** Data records follows **
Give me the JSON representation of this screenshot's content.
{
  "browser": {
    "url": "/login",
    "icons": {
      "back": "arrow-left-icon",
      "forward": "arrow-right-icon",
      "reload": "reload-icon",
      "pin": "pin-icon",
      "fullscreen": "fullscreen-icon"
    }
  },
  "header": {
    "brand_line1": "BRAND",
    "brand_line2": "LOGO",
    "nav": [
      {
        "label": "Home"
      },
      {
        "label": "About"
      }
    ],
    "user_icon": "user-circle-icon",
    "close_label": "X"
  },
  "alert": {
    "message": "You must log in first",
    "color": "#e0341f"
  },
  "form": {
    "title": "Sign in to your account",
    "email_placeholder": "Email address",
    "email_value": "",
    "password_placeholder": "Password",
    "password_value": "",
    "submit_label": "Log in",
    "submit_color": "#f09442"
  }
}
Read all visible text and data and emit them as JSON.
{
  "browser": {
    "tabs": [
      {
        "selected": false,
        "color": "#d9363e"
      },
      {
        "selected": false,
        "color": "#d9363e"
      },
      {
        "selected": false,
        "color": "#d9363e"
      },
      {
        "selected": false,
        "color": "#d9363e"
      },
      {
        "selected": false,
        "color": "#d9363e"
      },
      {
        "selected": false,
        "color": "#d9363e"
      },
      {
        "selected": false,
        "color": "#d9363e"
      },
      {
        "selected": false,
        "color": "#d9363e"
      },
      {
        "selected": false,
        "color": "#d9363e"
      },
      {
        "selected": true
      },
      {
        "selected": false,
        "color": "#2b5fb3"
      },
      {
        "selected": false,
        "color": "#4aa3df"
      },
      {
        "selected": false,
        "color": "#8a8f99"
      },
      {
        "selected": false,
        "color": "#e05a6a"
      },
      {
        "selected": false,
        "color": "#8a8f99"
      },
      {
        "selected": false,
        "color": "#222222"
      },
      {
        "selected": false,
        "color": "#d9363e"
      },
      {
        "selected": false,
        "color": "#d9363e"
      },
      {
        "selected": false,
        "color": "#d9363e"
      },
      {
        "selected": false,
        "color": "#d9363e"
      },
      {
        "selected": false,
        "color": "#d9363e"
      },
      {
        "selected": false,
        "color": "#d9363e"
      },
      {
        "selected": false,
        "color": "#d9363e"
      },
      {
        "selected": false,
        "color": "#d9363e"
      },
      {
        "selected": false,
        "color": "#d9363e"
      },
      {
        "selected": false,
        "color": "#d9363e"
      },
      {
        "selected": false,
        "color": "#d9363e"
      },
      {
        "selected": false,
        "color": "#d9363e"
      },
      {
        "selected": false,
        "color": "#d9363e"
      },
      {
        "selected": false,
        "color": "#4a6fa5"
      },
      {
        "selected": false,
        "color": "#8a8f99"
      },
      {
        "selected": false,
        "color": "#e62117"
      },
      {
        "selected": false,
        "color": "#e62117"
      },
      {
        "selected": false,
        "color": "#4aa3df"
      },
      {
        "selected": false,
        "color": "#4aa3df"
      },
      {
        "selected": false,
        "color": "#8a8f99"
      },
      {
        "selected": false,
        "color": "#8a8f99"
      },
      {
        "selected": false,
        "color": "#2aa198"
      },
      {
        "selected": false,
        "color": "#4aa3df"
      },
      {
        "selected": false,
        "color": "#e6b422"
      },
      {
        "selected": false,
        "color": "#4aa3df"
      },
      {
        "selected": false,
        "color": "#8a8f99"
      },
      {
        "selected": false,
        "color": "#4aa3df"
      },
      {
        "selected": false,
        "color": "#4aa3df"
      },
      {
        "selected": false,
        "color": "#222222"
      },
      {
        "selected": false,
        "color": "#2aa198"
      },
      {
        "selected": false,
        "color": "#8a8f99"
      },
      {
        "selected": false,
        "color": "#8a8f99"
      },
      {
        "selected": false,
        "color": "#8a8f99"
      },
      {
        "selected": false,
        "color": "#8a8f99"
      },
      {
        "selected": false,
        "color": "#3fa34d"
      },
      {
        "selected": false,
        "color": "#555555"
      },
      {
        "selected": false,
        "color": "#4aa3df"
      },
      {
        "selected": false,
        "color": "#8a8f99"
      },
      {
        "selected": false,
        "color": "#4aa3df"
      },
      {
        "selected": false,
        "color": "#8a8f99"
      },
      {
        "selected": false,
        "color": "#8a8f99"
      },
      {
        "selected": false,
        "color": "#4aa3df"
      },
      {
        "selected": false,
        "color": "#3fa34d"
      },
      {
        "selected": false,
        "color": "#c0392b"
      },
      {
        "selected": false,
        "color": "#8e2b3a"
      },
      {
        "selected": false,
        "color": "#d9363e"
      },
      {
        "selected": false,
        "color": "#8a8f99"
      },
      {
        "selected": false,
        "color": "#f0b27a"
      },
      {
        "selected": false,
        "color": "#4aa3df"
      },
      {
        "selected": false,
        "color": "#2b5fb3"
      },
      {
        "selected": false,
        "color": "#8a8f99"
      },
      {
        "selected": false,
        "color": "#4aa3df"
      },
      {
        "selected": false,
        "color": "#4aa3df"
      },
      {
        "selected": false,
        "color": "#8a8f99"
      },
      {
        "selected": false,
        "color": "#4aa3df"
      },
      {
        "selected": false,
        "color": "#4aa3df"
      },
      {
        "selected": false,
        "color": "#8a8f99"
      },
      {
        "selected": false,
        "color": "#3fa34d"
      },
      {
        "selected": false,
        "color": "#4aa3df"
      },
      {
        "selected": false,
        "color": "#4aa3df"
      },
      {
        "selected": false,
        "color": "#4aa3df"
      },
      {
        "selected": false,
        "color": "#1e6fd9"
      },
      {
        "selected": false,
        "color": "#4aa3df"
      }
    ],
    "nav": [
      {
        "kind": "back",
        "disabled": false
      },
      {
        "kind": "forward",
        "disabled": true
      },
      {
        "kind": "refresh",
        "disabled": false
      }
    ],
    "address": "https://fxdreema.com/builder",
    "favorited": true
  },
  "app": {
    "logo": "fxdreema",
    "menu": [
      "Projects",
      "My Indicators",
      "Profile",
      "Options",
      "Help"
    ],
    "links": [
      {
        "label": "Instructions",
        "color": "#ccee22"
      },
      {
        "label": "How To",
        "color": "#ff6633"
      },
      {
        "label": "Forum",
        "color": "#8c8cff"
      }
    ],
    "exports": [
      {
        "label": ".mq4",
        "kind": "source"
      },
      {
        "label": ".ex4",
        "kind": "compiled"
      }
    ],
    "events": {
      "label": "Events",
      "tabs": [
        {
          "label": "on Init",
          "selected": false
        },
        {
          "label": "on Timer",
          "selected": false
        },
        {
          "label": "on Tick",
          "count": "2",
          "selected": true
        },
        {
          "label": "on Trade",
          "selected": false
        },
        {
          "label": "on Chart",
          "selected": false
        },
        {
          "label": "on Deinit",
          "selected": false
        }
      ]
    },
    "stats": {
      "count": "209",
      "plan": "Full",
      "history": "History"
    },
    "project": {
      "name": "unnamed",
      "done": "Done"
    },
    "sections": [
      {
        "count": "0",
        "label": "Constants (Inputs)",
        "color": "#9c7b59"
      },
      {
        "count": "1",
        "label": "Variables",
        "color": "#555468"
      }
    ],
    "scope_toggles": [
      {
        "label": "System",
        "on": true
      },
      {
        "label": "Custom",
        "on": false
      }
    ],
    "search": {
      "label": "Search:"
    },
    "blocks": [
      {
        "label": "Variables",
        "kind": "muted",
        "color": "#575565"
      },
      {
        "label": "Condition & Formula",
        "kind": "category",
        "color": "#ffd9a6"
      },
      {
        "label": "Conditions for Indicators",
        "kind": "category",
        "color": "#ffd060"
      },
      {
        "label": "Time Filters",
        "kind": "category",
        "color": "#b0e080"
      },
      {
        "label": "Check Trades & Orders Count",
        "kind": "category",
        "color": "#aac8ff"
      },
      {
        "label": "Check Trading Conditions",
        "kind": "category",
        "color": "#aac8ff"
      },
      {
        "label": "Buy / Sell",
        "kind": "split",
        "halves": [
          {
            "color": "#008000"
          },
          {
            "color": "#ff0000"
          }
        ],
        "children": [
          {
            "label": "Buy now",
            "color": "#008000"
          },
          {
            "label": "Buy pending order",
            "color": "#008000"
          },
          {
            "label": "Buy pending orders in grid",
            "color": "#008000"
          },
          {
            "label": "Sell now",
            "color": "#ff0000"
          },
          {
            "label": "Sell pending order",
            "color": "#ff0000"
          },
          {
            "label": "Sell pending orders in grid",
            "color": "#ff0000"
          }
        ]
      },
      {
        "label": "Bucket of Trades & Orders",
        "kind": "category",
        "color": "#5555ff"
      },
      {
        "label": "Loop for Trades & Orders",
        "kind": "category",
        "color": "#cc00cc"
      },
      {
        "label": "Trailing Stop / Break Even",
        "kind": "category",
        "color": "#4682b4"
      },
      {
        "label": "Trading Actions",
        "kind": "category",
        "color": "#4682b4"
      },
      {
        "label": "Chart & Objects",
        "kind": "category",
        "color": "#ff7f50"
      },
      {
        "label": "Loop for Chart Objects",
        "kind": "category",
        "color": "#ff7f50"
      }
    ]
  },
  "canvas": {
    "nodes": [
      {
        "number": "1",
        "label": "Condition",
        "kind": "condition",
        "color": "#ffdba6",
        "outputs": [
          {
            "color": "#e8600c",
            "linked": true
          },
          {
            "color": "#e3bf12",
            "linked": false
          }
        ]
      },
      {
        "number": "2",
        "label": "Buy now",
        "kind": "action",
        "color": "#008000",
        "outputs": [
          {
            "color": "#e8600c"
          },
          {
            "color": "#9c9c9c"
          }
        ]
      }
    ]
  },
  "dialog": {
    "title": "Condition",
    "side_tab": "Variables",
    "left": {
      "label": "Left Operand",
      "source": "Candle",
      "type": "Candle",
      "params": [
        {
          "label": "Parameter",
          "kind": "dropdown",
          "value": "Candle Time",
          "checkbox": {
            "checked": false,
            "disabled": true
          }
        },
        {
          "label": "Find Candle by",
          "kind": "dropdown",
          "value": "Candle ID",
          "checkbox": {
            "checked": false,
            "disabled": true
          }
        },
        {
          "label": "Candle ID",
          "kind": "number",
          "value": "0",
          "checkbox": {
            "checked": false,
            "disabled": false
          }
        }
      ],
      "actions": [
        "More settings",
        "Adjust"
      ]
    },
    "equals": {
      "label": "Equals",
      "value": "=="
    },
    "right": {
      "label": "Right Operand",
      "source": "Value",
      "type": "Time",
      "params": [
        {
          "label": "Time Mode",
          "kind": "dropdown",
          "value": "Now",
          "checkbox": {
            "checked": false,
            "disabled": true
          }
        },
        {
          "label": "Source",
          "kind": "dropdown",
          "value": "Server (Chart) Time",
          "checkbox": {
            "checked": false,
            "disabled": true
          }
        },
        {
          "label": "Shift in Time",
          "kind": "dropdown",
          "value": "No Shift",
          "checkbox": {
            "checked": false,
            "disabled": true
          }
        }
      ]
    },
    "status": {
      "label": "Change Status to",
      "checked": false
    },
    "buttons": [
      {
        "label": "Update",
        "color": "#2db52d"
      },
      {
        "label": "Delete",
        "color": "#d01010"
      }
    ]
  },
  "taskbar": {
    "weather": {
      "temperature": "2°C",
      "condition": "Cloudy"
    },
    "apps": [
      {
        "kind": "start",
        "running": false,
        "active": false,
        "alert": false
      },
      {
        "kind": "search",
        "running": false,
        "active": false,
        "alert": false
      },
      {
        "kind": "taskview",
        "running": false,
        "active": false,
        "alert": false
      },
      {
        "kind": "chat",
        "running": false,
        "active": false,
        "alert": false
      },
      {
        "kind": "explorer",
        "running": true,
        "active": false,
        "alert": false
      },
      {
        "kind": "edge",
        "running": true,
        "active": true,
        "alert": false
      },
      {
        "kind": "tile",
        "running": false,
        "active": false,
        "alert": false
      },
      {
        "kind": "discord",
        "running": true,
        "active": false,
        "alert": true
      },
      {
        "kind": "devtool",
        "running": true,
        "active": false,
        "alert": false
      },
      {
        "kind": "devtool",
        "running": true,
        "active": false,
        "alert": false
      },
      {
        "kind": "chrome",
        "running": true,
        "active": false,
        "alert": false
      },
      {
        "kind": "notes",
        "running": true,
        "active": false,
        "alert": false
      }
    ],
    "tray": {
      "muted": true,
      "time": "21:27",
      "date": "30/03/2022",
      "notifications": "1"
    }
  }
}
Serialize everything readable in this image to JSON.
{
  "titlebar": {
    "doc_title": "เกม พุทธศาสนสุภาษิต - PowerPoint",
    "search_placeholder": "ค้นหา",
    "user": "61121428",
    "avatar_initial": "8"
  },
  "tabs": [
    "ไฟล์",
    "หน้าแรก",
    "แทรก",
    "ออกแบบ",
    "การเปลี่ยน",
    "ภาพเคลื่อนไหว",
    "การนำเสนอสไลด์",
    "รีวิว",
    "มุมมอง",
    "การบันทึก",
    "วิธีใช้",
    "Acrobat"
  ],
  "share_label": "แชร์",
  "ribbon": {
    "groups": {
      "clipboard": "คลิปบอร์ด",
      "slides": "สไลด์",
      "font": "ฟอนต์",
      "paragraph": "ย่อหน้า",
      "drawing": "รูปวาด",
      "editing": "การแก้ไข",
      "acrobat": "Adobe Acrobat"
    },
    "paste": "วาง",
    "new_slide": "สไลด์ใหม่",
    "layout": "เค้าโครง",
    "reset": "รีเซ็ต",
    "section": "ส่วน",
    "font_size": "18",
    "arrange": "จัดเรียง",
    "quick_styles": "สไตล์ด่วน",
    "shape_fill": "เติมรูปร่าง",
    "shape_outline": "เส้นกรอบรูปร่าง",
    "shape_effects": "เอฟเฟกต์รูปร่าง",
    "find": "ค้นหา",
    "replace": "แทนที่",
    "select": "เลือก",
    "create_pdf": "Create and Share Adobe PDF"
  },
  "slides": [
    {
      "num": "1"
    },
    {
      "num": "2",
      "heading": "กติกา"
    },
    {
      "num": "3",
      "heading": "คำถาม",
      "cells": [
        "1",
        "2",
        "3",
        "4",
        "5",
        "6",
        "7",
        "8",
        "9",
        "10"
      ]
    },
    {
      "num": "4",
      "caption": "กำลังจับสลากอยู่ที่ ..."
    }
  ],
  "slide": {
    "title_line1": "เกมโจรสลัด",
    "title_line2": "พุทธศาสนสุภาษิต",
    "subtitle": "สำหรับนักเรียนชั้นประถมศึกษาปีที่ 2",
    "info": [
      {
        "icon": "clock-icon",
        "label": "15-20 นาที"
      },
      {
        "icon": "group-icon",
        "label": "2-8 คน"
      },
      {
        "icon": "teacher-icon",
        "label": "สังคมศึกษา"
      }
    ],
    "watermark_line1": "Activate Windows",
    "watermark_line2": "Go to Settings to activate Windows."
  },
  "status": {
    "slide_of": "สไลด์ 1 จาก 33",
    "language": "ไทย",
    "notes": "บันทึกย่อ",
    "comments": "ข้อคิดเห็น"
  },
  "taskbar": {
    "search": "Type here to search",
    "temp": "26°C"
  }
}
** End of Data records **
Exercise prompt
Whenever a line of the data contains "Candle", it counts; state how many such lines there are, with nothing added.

Result for this task
6